---------- MATERIAL TO PROCESS
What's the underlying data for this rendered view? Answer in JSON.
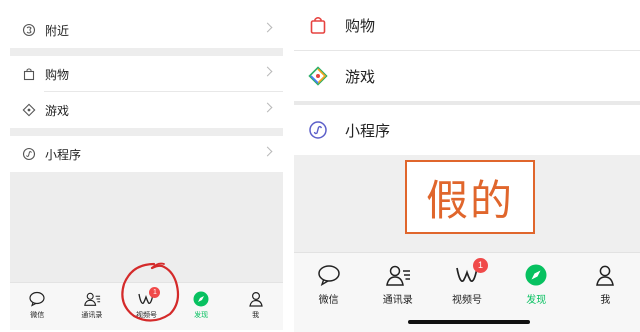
{
  "left_panel": {
    "items": [
      {
        "label": "附近",
        "icon": "nearby-icon"
      },
      {
        "label": "购物",
        "icon": "shopping-bag-icon"
      },
      {
        "label": "游戏",
        "icon": "game-icon"
      },
      {
        "label": "小程序",
        "icon": "mini-program-icon"
      }
    ],
    "tabs": [
      {
        "label": "微信",
        "icon": "chat-bubble-icon"
      },
      {
        "label": "通讯录",
        "icon": "contacts-icon"
      },
      {
        "label": "视频号",
        "icon": "channels-icon",
        "badge": "1"
      },
      {
        "label": "发现",
        "icon": "discover-compass-icon",
        "active": true
      },
      {
        "label": "我",
        "icon": "me-person-icon"
      }
    ]
  },
  "right_panel": {
    "items": [
      {
        "label": "购物",
        "icon": "shopping-bag-icon"
      },
      {
        "label": "游戏",
        "icon": "game-icon"
      },
      {
        "label": "小程序",
        "icon": "mini-program-icon"
      }
    ],
    "annotation": "假的",
    "tabs": [
      {
        "label": "微信",
        "icon": "chat-bubble-icon"
      },
      {
        "label": "通讯录",
        "icon": "contacts-icon"
      },
      {
        "label": "视频号",
        "icon": "channels-icon",
        "badge": "1"
      },
      {
        "label": "发现",
        "icon": "discover-compass-icon",
        "active": true
      },
      {
        "label": "我",
        "icon": "me-person-icon"
      }
    ]
  },
  "colors": {
    "accent_green": "#07c160",
    "badge_red": "#f04a4a",
    "annotation_orange": "#e0662c",
    "scribble_red": "#d42a2a"
  }
}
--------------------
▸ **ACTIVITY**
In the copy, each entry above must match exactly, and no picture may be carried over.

▸ **SOLUTION TO THE EXERCISE**
What's the underlying data for this rendered view? Answer in JSON.
{
  "left_panel": {
    "items": [
      {
        "label": "附近",
        "icon": "nearby-icon"
      },
      {
        "label": "购物",
        "icon": "shopping-bag-icon"
      },
      {
        "label": "游戏",
        "icon": "game-icon"
      },
      {
        "label": "小程序",
        "icon": "mini-program-icon"
      }
    ],
    "tabs": [
      {
        "label": "微信",
        "icon": "chat-bubble-icon"
      },
      {
        "label": "通讯录",
        "icon": "contacts-icon"
      },
      {
        "label": "视频号",
        "icon": "channels-icon",
        "badge": "1"
      },
      {
        "label": "发现",
        "icon": "discover-compass-icon",
        "active": true
      },
      {
        "label": "我",
        "icon": "me-person-icon"
      }
    ]
  },
  "right_panel": {
    "items": [
      {
        "label": "购物",
        "icon": "shopping-bag-icon"
      },
      {
        "label": "游戏",
        "icon": "game-icon"
      },
      {
        "label": "小程序",
        "icon": "mini-program-icon"
      }
    ],
    "annotation": "假的",
    "tabs": [
      {
        "label": "微信",
        "icon": "chat-bubble-icon"
      },
      {
        "label": "通讯录",
        "icon": "contacts-icon"
      },
      {
        "label": "视频号",
        "icon": "channels-icon",
        "badge": "1"
      },
      {
        "label": "发现",
        "icon": "discover-compass-icon",
        "active": true
      },
      {
        "label": "我",
        "icon": "me-person-icon"
      }
    ]
  },
  "colors": {
    "accent_green": "#07c160",
    "badge_red": "#f04a4a",
    "annotation_orange": "#e0662c",
    "scribble_red": "#d42a2a"
  }
}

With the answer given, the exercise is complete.